As Don delivers his brilliant ‘Other Woman’ speech to the Jaguar executives, we hope that maybe Joan didn’t go along with the plan and that the creative would have been enough to win the account. However, in a tragic concurrent sequence we are taken back through the previous night’s events which reveal that Joan had fulfilled her part of the deal prior to Don’s visit (which we had already seen), failing to tell him this on his arrival. Don’s sense of character is improved a great deal by his efforts to prevent the plan from going ahead but overall we are stung by the amoral tactics enacted by SCDP. However, Don’s morality is too brought into question as posed on this blog – does Don merely want to return to his all creative-powerhouse self (like that of the 'carousel speech’)?
As we see Joan putting up her hand to prevent the Jaguar executive from groping her chest in the retelling of events, we again hope that she will put down her glass and leave. Instead, she turns around, allowing him to unzip her as though to preserve some sort of dignity in the situation.
Although I am particularly interested in issues relating to women and the feminist movement in the show, that is but one strand within MM’s complex web of storylines and cultural context. However, what this episode did reveal is that there is still very much a long way to go for women in January 1967 if a female co – worker is asked by those in power to sleep with a man in order to secure a business deal and therefore, reducing her to nothing other than an object for male sexual consumption. Meanwhile, in a microcosm of the Joan saga, Megan is diminished to little more than a piece of meat when the auditioning panel before her are more interested in her ass than her acting abilities.
At the beginning of Episode 12, another Ad Man says to Don that he should be on top of the world as ‘this is a big win for your entire agency’. That’s one way to see it, but somehow Joan’s exchange with Pete (about the Jaguar exec) from The Other Woman ultimately hangs overhead,
Joan: Which one is he?

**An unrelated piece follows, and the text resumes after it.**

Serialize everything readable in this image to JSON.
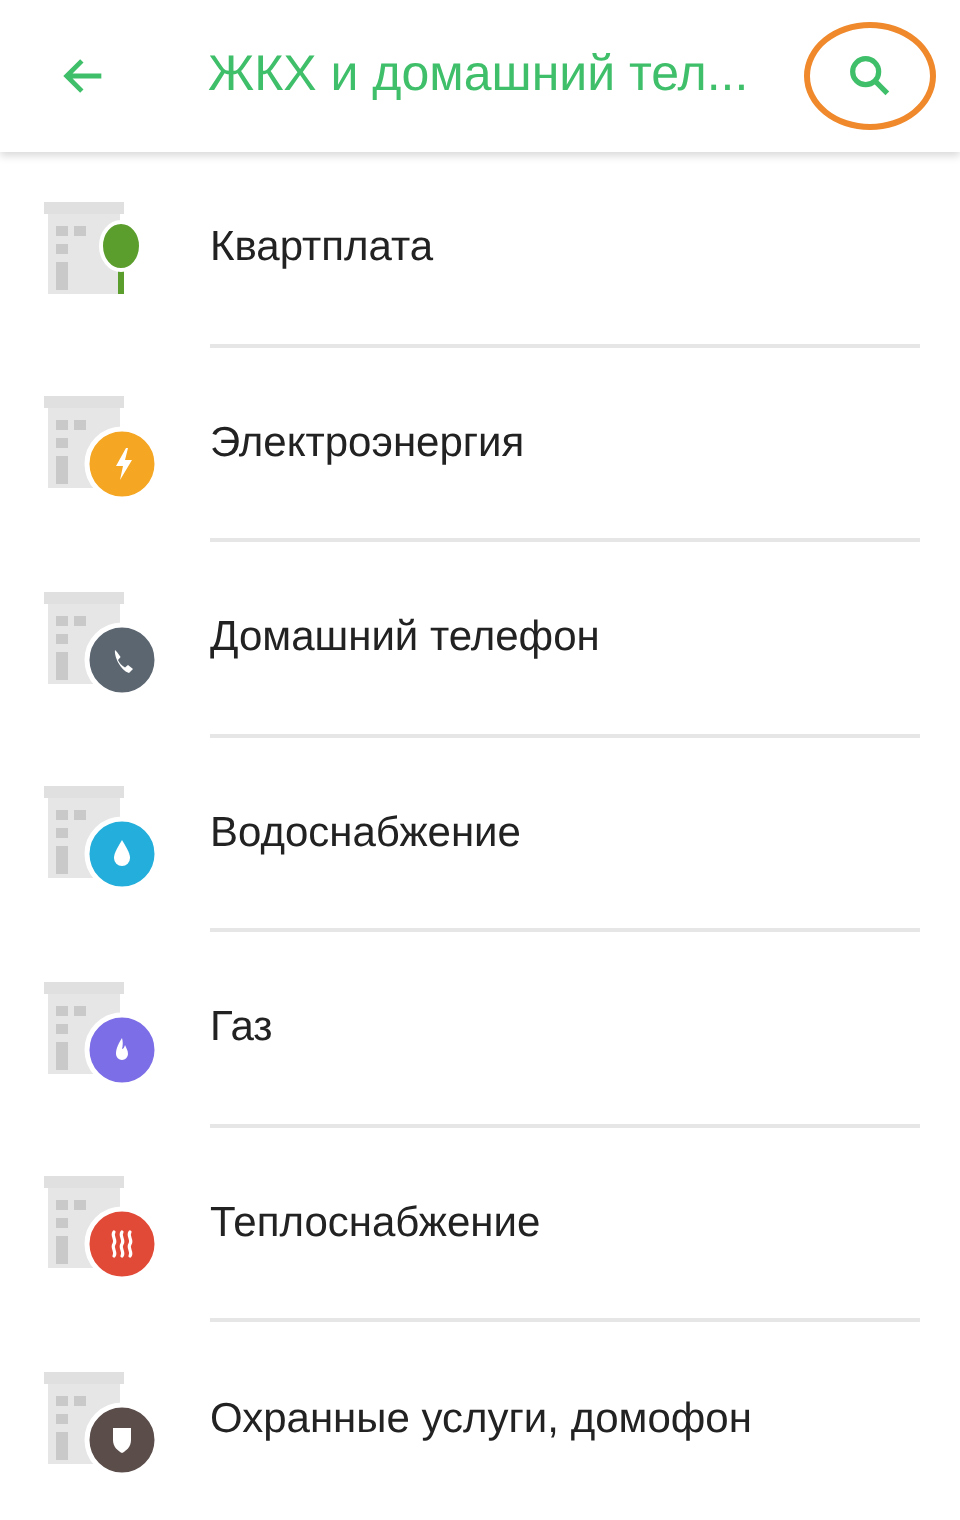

Pete: He’s not bad –
Joan: He’s doing this.
Indeed, the subplot in Episode 13 involving Don and his rotten tooth is the physical manifestation of what has become of the men.